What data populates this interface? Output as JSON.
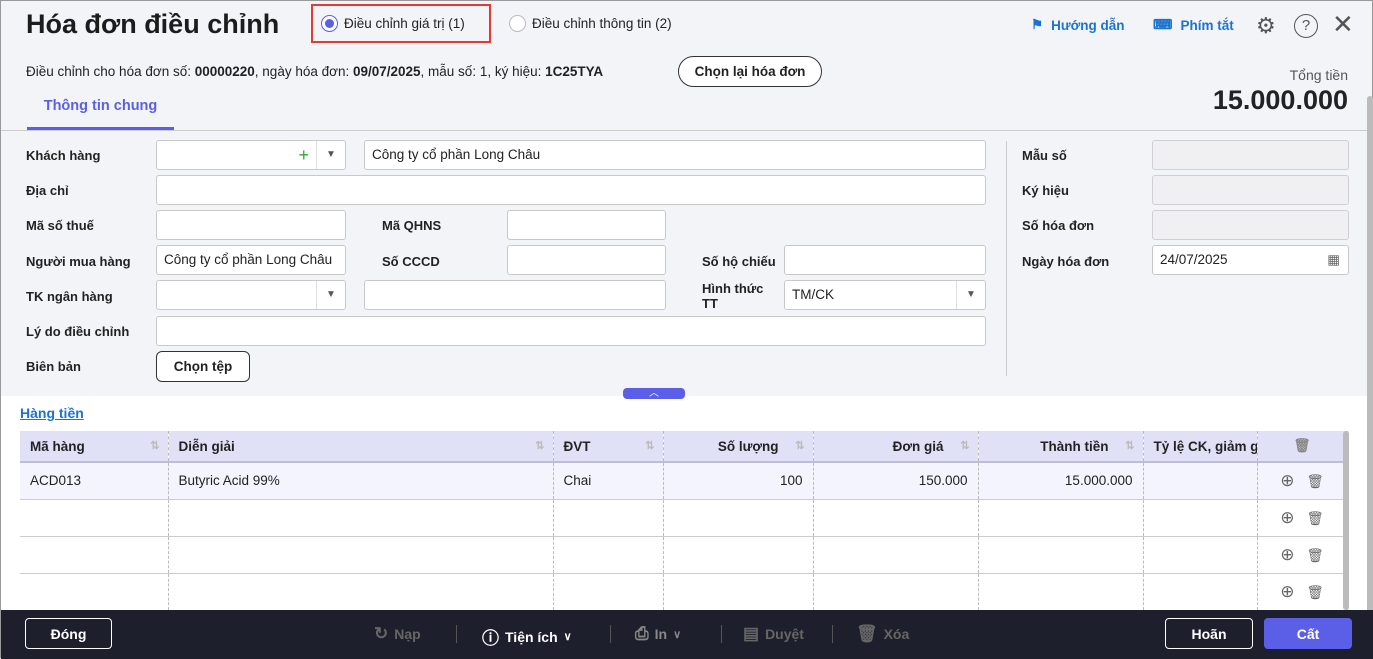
{
  "header": {
    "title": "Hóa đơn điều chỉnh",
    "radios": [
      {
        "label": "Điều chỉnh giá trị (1)",
        "selected": true
      },
      {
        "label": "Điều chỉnh thông tin (2)",
        "selected": false
      }
    ],
    "guide": "Hướng dẫn",
    "shortcuts": "Phím tắt",
    "ref_prefix": "Điều chỉnh cho hóa đơn số: ",
    "ref_number": "00000220",
    "ref_date_label": ", ngày hóa đơn: ",
    "ref_date": "09/07/2025",
    "ref_form_label": ", mẫu số: 1, ký hiệu: ",
    "ref_symbol": "1C25TYA",
    "reselect": "Chọn lại hóa đơn",
    "total_label": "Tổng tiền",
    "total": "15.000.000",
    "tab": "Thông tin chung"
  },
  "form": {
    "customer_label": "Khách hàng",
    "customer_name": "Công ty cổ phần Long Châu",
    "address_label": "Địa chỉ",
    "tax_label": "Mã số thuế",
    "qhns_label": "Mã QHNS",
    "buyer_label": "Người mua hàng",
    "buyer": "Công ty cổ phần Long Châu",
    "cccd_label": "Số CCCD",
    "passport_label": "Số hộ chiếu",
    "bank_label": "TK ngân hàng",
    "payment_label": "Hình thức TT",
    "payment": "TM/CK",
    "reason_label": "Lý do điều chỉnh",
    "record_label": "Biên bản",
    "choose_file": "Chọn tệp",
    "form_no_label": "Mẫu số",
    "symbol_label": "Ký hiệu",
    "invoice_no_label": "Số hóa đơn",
    "invoice_date_label": "Ngày hóa đơn",
    "invoice_date": "24/07/2025"
  },
  "grid": {
    "section": "Hàng tiền",
    "columns": [
      "Mã hàng",
      "Diễn giải",
      "ĐVT",
      "Số lượng",
      "Đơn giá",
      "Thành tiền",
      "Tỷ lệ CK, giảm giá"
    ],
    "rows": [
      [
        "ACD013",
        "Butyric Acid 99%",
        "Chai",
        "100",
        "150.000",
        "15.000.000",
        ""
      ],
      [
        "",
        "",
        "",
        "",
        "",
        "",
        ""
      ],
      [
        "",
        "",
        "",
        "",
        "",
        "",
        ""
      ],
      [
        "",
        "",
        "",
        "",
        "",
        "",
        ""
      ]
    ]
  },
  "footer": {
    "close": "Đóng",
    "reload": "Nạp",
    "utilities": "Tiện ích",
    "print": "In",
    "approve": "Duyệt",
    "delete": "Xóa",
    "cancel": "Hoãn",
    "save": "Cất"
  },
  "colors": {
    "accent": "#5b5fe8",
    "link": "#1a73d0",
    "footer_bg": "#1e1f2c"
  }
}
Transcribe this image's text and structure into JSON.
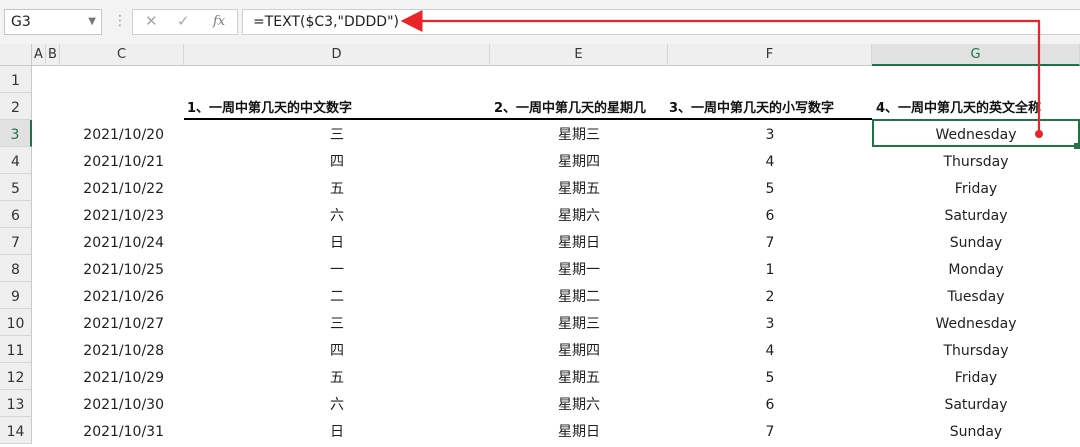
{
  "formula_bar": {
    "name_box": "G3",
    "cancel_icon": "✕",
    "enter_icon": "✓",
    "fx_label": "fx",
    "formula": "=TEXT($C3,\"DDDD\")"
  },
  "columns": [
    "A",
    "B",
    "C",
    "D",
    "E",
    "F",
    "G"
  ],
  "rows": [
    "1",
    "2",
    "3",
    "4",
    "5",
    "6",
    "7",
    "8",
    "9",
    "10",
    "11",
    "12",
    "13",
    "14"
  ],
  "selected_cell": "G3",
  "headers": {
    "d": "1、一周中第几天的中文数字",
    "e": "2、一周中第几天的星期几",
    "f": "3、一周中第几天的小写数字",
    "g": "4、一周中第几天的英文全称"
  },
  "table": [
    {
      "date": "2021/10/20",
      "cn": "三",
      "week": "星期三",
      "num": "3",
      "en": "Wednesday"
    },
    {
      "date": "2021/10/21",
      "cn": "四",
      "week": "星期四",
      "num": "4",
      "en": "Thursday"
    },
    {
      "date": "2021/10/22",
      "cn": "五",
      "week": "星期五",
      "num": "5",
      "en": "Friday"
    },
    {
      "date": "2021/10/23",
      "cn": "六",
      "week": "星期六",
      "num": "6",
      "en": "Saturday"
    },
    {
      "date": "2021/10/24",
      "cn": "日",
      "week": "星期日",
      "num": "7",
      "en": "Sunday"
    },
    {
      "date": "2021/10/25",
      "cn": "一",
      "week": "星期一",
      "num": "1",
      "en": "Monday"
    },
    {
      "date": "2021/10/26",
      "cn": "二",
      "week": "星期二",
      "num": "2",
      "en": "Tuesday"
    },
    {
      "date": "2021/10/27",
      "cn": "三",
      "week": "星期三",
      "num": "3",
      "en": "Wednesday"
    },
    {
      "date": "2021/10/28",
      "cn": "四",
      "week": "星期四",
      "num": "4",
      "en": "Thursday"
    },
    {
      "date": "2021/10/29",
      "cn": "五",
      "week": "星期五",
      "num": "5",
      "en": "Friday"
    },
    {
      "date": "2021/10/30",
      "cn": "六",
      "week": "星期六",
      "num": "6",
      "en": "Saturday"
    },
    {
      "date": "2021/10/31",
      "cn": "日",
      "week": "星期日",
      "num": "7",
      "en": "Sunday"
    }
  ],
  "colors": {
    "accent_green": "#217346",
    "arrow_red": "#e8262a"
  }
}
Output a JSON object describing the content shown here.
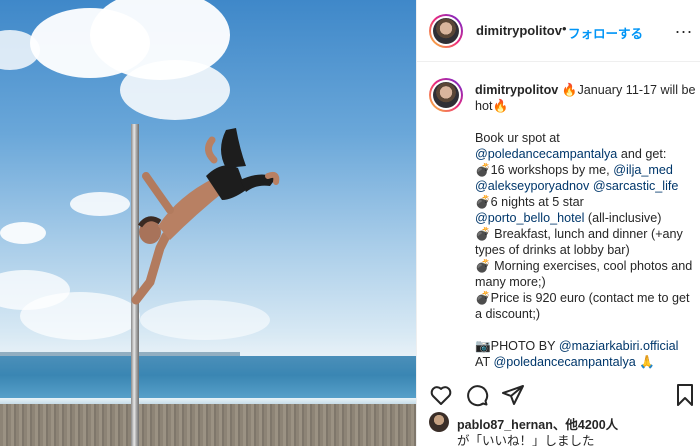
{
  "header": {
    "username": "dimitrypolitov",
    "separator": "•",
    "follow_label": "フォローする",
    "more_label": "..."
  },
  "caption": {
    "username": "dimitrypolitov",
    "line1": "🔥January 11-17 will be hot🔥",
    "book": "Book ur spot at",
    "mention_camp": "@poledancecampantalya",
    "and_get": " and get:",
    "bullet1_pre": "💣16 workshops by me, ",
    "mention_ilja": "@ilja_med",
    "mention_alekseyporyadnov": "@alekseyporyadnov",
    "mention_sarcastic": "@sarcastic_life",
    "bullet2": "💣6 nights at 5 star",
    "mention_porto": "@porto_bello_hotel",
    "all_inclusive": " (all-inclusive)",
    "bullet3": "💣 Breakfast, lunch and dinner (+any types of drinks at lobby bar)",
    "bullet4": "💣 Morning exercises, cool photos and many more;)",
    "bullet5": "💣Price is 920 euro (contact me to get a discount;)",
    "photo_by": "📷PHOTO BY ",
    "mention_maziar": "@maziarkabiri.official",
    "at": "AT ",
    "mention_camp2": "@poledancecampantalya",
    "pray": " 🙏"
  },
  "actions": {
    "like_icon": "heart-icon",
    "comment_icon": "comment-icon",
    "share_icon": "paper-plane-icon",
    "save_icon": "bookmark-icon"
  },
  "likes": {
    "user": "pablo87_hernan",
    "others": "、他4200人",
    "line2": "が「いいね！」しました"
  }
}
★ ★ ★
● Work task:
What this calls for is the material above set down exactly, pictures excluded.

● Your response:
What data populates this interface? Output as JSON.
{
  "header": {
    "title": "Hóa đơn điều chỉnh",
    "radios": [
      {
        "label": "Điều chỉnh giá trị (1)",
        "selected": true
      },
      {
        "label": "Điều chỉnh thông tin (2)",
        "selected": false
      }
    ],
    "guide": "Hướng dẫn",
    "shortcuts": "Phím tắt",
    "ref_prefix": "Điều chỉnh cho hóa đơn số: ",
    "ref_number": "00000220",
    "ref_date_label": ", ngày hóa đơn: ",
    "ref_date": "09/07/2025",
    "ref_form_label": ", mẫu số: 1, ký hiệu: ",
    "ref_symbol": "1C25TYA",
    "reselect": "Chọn lại hóa đơn",
    "total_label": "Tổng tiền",
    "total": "15.000.000",
    "tab": "Thông tin chung"
  },
  "form": {
    "customer_label": "Khách hàng",
    "customer_name": "Công ty cổ phần Long Châu",
    "address_label": "Địa chỉ",
    "tax_label": "Mã số thuế",
    "qhns_label": "Mã QHNS",
    "buyer_label": "Người mua hàng",
    "buyer": "Công ty cổ phần Long Châu",
    "cccd_label": "Số CCCD",
    "passport_label": "Số hộ chiếu",
    "bank_label": "TK ngân hàng",
    "payment_label": "Hình thức TT",
    "payment": "TM/CK",
    "reason_label": "Lý do điều chỉnh",
    "record_label": "Biên bản",
    "choose_file": "Chọn tệp",
    "form_no_label": "Mẫu số",
    "symbol_label": "Ký hiệu",
    "invoice_no_label": "Số hóa đơn",
    "invoice_date_label": "Ngày hóa đơn",
    "invoice_date": "24/07/2025"
  },
  "grid": {
    "section": "Hàng tiền",
    "columns": [
      "Mã hàng",
      "Diễn giải",
      "ĐVT",
      "Số lượng",
      "Đơn giá",
      "Thành tiền",
      "Tỷ lệ CK, giảm giá"
    ],
    "rows": [
      [
        "ACD013",
        "Butyric Acid 99%",
        "Chai",
        "100",
        "150.000",
        "15.000.000",
        ""
      ],
      [
        "",
        "",
        "",
        "",
        "",
        "",
        ""
      ],
      [
        "",
        "",
        "",
        "",
        "",
        "",
        ""
      ],
      [
        "",
        "",
        "",
        "",
        "",
        "",
        ""
      ]
    ]
  },
  "footer": {
    "close": "Đóng",
    "reload": "Nạp",
    "utilities": "Tiện ích",
    "print": "In",
    "approve": "Duyệt",
    "delete": "Xóa",
    "cancel": "Hoãn",
    "save": "Cất"
  },
  "colors": {
    "accent": "#5b5fe8",
    "link": "#1a73d0",
    "footer_bg": "#1e1f2c"
  }
}
Transcribe this image's text and structure into JSON.
{
  "formula_bar": {
    "name_box": "G3",
    "cancel_icon": "✕",
    "enter_icon": "✓",
    "fx_label": "fx",
    "formula": "=TEXT($C3,\"DDDD\")"
  },
  "columns": [
    "A",
    "B",
    "C",
    "D",
    "E",
    "F",
    "G"
  ],
  "rows": [
    "1",
    "2",
    "3",
    "4",
    "5",
    "6",
    "7",
    "8",
    "9",
    "10",
    "11",
    "12",
    "13",
    "14"
  ],
  "selected_cell": "G3",
  "headers": {
    "d": "1、一周中第几天的中文数字",
    "e": "2、一周中第几天的星期几",
    "f": "3、一周中第几天的小写数字",
    "g": "4、一周中第几天的英文全称"
  },
  "table": [
    {
      "date": "2021/10/20",
      "cn": "三",
      "week": "星期三",
      "num": "3",
      "en": "Wednesday"
    },
    {
      "date": "2021/10/21",
      "cn": "四",
      "week": "星期四",
      "num": "4",
      "en": "Thursday"
    },
    {
      "date": "2021/10/22",
      "cn": "五",
      "week": "星期五",
      "num": "5",
      "en": "Friday"
    },
    {
      "date": "2021/10/23",
      "cn": "六",
      "week": "星期六",
      "num": "6",
      "en": "Saturday"
    },
    {
      "date": "2021/10/24",
      "cn": "日",
      "week": "星期日",
      "num": "7",
      "en": "Sunday"
    },
    {
      "date": "2021/10/25",
      "cn": "一",
      "week": "星期一",
      "num": "1",
      "en": "Monday"
    },
    {
      "date": "2021/10/26",
      "cn": "二",
      "week": "星期二",
      "num": "2",
      "en": "Tuesday"
    },
    {
      "date": "2021/10/27",
      "cn": "三",
      "week": "星期三",
      "num": "3",
      "en": "Wednesday"
    },
    {
      "date": "2021/10/28",
      "cn": "四",
      "week": "星期四",
      "num": "4",
      "en": "Thursday"
    },
    {
      "date": "2021/10/29",
      "cn": "五",
      "week": "星期五",
      "num": "5",
      "en": "Friday"
    },
    {
      "date": "2021/10/30",
      "cn": "六",
      "week": "星期六",
      "num": "6",
      "en": "Saturday"
    },
    {
      "date": "2021/10/31",
      "cn": "日",
      "week": "星期日",
      "num": "7",
      "en": "Sunday"
    }
  ],
  "colors": {
    "accent_green": "#217346",
    "arrow_red": "#e8262a"
  }
}
Output a JSON object describing the content shown here.
{
  "header": {
    "username": "dimitrypolitov",
    "separator": "•",
    "follow_label": "フォローする",
    "more_label": "..."
  },
  "caption": {
    "username": "dimitrypolitov",
    "line1": "🔥January 11-17 will be hot🔥",
    "book": "Book ur spot at",
    "mention_camp": "@poledancecampantalya",
    "and_get": " and get:",
    "bullet1_pre": "💣16 workshops by me, ",
    "mention_ilja": "@ilja_med",
    "mention_alekseyporyadnov": "@alekseyporyadnov",
    "mention_sarcastic": "@sarcastic_life",
    "bullet2": "💣6 nights at 5 star",
    "mention_porto": "@porto_bello_hotel",
    "all_inclusive": " (all-inclusive)",
    "bullet3": "💣 Breakfast, lunch and dinner (+any types of drinks at lobby bar)",
    "bullet4": "💣 Morning exercises, cool photos and many more;)",
    "bullet5": "💣Price is 920 euro (contact me to get a discount;)",
    "photo_by": "📷PHOTO BY ",
    "mention_maziar": "@maziarkabiri.official",
    "at": "AT ",
    "mention_camp2": "@poledancecampantalya",
    "pray": " 🙏"
  },
  "actions": {
    "like_icon": "heart-icon",
    "comment_icon": "comment-icon",
    "share_icon": "paper-plane-icon",
    "save_icon": "bookmark-icon"
  },
  "likes": {
    "user": "pablo87_hernan",
    "others": "、他4200人",
    "line2": "が「いいね！」しました"
  }
}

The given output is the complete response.